One avenue for future exploration might be to examine the relationship between prioritization and changes in interest rates. It is possible that borrowers with higher rates might choose to prioritize those debts for fear of the heightened consequences of falling further behind. Indeed, according to data from the Federal Reserve, the average interest rate on a new 48-month auto loan from a commercial bank has declined from 6.61 percent in August 2009 to 4.98 percent in August 2020 whereas credit card rates have risen from 13.71 percent to 14.58 percent over the same time period.

Who Pays What First? Debt Prioritization during the COVID Pandemic<br />


Household debt prioritization has been surprisingly dynamic over the past twenty years. A key factor appears to be the value of the underlying collateral to the household. Low home equity reduced the incentive to prioritize mortgage debt following the Great Recession and the growing prevalence of a second car loan lowered the importance of remaining current on the additional automobile. However, other factors, including demographics and relative pricing, also appear to influence households’ decisions. We hope to further understand these forces in future research.

William J. Arnesen is a senior research analyst in the Federal Reserve Bank of New York’s Research and Statistics Group.

Jacob Conway is a Ph.D. candidate in economics at Stanford University and a former senior research analyst at the New York Fed.

Plosser_matthewMatthew Plosser is an officer in the Federal Reserve Bank of New York’s Research and Statistics Group.

How to cite this post:

William J. Arnesen, Jacob Conway, and Matthew Plosser, “Who Pays What First? Debt Prioritization during the COVID Pandemic,” Federal Reserve Bank of New York Liberty Street Economics, March 29, 2021,

Related Reading

When Debts Compete, Which Wins?

CMD: Household Debt and Credit Report


Conway’s contributions are based upon work supported by the National Science Foundation Graduate Research Fellowship Program under Grant No. DGE-1656518. Any opinions, findings, and conclusions or recommendations expressed in this material are those of the authors and do not necessarily reflect the views of the National Science Foundation, or the position of the Federal Reserve Bank of New York or the Federal Reserve System. Any errors or omissions are the responsibility of the authors.
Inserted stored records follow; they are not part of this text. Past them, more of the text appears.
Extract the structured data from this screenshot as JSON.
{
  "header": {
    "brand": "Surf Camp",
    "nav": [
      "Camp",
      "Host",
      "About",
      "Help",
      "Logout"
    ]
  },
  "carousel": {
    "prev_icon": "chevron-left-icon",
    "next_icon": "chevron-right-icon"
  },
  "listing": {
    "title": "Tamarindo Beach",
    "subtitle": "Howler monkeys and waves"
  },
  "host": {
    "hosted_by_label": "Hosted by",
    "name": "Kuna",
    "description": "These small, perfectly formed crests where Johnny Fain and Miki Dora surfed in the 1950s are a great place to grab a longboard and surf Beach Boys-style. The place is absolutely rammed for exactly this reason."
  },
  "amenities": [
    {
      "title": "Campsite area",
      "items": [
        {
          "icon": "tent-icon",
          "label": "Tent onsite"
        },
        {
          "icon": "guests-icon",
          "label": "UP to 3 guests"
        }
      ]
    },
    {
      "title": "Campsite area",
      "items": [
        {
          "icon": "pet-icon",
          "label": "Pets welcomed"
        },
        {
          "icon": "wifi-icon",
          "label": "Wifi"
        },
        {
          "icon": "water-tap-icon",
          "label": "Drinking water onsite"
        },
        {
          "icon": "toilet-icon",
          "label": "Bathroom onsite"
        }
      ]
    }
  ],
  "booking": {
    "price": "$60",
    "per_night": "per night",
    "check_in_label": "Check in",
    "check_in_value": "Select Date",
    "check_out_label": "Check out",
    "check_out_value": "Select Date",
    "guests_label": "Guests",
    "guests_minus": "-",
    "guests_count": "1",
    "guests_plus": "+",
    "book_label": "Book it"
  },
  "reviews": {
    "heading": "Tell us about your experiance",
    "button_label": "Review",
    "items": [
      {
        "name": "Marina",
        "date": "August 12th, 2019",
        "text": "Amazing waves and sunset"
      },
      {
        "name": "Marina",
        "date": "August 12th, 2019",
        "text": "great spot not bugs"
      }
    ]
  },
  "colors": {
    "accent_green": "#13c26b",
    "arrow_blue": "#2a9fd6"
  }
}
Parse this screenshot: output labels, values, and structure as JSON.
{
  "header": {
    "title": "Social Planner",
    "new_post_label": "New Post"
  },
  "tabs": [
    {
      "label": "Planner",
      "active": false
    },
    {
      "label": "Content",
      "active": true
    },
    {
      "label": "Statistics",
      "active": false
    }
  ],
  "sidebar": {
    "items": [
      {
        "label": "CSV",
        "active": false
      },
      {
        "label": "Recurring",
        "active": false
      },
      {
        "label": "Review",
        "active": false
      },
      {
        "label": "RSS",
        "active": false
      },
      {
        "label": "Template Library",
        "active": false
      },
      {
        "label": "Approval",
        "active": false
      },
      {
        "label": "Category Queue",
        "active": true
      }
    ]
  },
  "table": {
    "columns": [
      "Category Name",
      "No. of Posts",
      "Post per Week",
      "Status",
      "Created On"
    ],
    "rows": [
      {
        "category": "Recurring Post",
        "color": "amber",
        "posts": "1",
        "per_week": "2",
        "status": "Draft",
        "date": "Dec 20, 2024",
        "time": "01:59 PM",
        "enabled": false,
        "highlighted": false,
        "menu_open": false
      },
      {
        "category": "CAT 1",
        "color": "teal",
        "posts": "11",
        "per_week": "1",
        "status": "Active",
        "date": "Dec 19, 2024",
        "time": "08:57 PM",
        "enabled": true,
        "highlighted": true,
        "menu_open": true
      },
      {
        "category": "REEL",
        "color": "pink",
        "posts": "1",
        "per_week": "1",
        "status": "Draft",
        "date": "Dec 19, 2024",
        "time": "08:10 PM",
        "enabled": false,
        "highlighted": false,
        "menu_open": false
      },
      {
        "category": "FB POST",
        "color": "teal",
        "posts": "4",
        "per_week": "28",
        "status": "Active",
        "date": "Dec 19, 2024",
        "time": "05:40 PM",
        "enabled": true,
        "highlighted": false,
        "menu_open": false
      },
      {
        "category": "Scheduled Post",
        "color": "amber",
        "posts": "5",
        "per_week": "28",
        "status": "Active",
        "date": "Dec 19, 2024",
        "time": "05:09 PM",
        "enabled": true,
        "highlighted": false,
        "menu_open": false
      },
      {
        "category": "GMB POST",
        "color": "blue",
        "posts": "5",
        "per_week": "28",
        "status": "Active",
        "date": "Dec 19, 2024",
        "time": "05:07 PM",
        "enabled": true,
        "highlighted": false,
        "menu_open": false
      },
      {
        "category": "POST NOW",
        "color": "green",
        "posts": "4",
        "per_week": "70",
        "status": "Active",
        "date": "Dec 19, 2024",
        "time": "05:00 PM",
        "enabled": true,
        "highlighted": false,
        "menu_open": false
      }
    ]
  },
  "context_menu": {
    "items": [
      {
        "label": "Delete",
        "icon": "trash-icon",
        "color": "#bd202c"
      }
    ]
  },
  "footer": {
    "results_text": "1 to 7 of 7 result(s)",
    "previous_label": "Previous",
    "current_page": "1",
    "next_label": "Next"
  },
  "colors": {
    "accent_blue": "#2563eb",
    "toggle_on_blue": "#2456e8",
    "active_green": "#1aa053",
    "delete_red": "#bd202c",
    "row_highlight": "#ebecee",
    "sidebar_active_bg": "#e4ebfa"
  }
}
The 2021 federal budget

Published by Anonymous (not verified) on Tue, 04/05/2021 - 1:04pm in

I’ve written a ‘top 10’ overview of the recent federal budget. The link to the post is available here:

The 2021 federal budget

Published by Anonymous (not verified) on Tue, 04/05/2021 - 1:04pm in

I’ve written a ‘top 10’ overview of the recent federal budget. The link to the post is available here: